These tactics – and indeed all of these skills – serve a bigger purpose. To think big-picture is to consider the transformation you're engineering with your stakeholders. Building decision support data tools, at the macro level, is about working with people to improve their capacity to make impactful decisions and better products. And at its best, the tooling comes to represent the change itself. It's more than just building a dashboard.
As is often said on Twitter, there are no hard problems – only slow feedback loops.
The secret here: all of these habits come from experience & insights easily gleaned from entry-level product management & design literature, applied to common internal projects. None of them are new or novel; but applying them to data decision support teams doesn’t seem particularly obvious to everyone.
I call these “essential product habits” but they’re probably just as accurately called “basic startup skills”. When you’re on a product team of some kind, especially a scrappy one, you realize how expensive building the wrong thing is. Some of the sharpest data scientists I’ve met usually have some startup experience. They also tend to practice these product habits. I don’t think this is a coincidence.
But why all this focus on & framing around lessons from product management? I think we’re in a golden age in the PM literature. Best practices are being shared, discussed, and written about. Tech products are better designed today than they’ve (arguably) ever been.
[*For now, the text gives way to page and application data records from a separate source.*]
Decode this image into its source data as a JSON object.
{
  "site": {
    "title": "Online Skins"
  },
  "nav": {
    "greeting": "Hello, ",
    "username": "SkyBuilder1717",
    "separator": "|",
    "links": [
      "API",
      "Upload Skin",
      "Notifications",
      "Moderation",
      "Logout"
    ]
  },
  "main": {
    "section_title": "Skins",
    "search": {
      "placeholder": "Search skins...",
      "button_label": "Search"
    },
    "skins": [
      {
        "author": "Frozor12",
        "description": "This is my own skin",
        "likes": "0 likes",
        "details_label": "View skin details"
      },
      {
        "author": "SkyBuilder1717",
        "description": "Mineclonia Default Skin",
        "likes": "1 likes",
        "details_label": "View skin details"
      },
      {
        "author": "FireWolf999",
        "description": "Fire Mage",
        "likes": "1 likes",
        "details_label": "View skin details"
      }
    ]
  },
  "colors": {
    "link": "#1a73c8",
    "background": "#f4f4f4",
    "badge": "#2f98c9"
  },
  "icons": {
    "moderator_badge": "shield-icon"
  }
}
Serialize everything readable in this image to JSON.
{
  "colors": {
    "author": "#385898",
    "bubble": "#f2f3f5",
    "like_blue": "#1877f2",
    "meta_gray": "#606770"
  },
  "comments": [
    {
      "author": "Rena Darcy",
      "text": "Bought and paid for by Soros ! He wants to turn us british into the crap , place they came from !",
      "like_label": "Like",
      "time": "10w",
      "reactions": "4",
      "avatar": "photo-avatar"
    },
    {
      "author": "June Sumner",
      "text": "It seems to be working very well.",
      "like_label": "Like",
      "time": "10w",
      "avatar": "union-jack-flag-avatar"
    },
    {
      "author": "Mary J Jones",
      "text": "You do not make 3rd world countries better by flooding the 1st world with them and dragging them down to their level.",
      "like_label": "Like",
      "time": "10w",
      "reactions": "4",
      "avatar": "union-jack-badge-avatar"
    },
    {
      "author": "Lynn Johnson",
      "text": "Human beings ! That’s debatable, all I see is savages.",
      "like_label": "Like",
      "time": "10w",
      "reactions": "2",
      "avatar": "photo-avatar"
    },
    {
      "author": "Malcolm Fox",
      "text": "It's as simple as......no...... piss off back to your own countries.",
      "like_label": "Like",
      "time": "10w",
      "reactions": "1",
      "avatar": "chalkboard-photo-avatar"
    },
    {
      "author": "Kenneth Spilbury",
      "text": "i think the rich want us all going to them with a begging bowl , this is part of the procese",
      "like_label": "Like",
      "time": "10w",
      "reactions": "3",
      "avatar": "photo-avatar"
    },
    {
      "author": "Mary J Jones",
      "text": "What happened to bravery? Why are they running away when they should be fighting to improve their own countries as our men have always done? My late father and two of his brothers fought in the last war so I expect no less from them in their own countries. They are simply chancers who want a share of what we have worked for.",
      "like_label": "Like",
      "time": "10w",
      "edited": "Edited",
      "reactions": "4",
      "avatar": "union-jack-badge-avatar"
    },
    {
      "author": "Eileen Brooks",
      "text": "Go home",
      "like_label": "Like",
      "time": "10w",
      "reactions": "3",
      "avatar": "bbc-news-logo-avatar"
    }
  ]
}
I’m not advocating that data scientists should attempt to become product managers, especially if there is no clear career track for it at their company; I am saying that it doesn’t hurt to learn how other disciplines solve problems. And given the wealth of insights available from the field of product management, it’d be a shame if we didn’t steal what we can.
Thanks for reading! If you have any questions, comments, or disagreements, please drop me a line at hamilton dot ulmer at gmail. I love getting feedback and new insights from readers.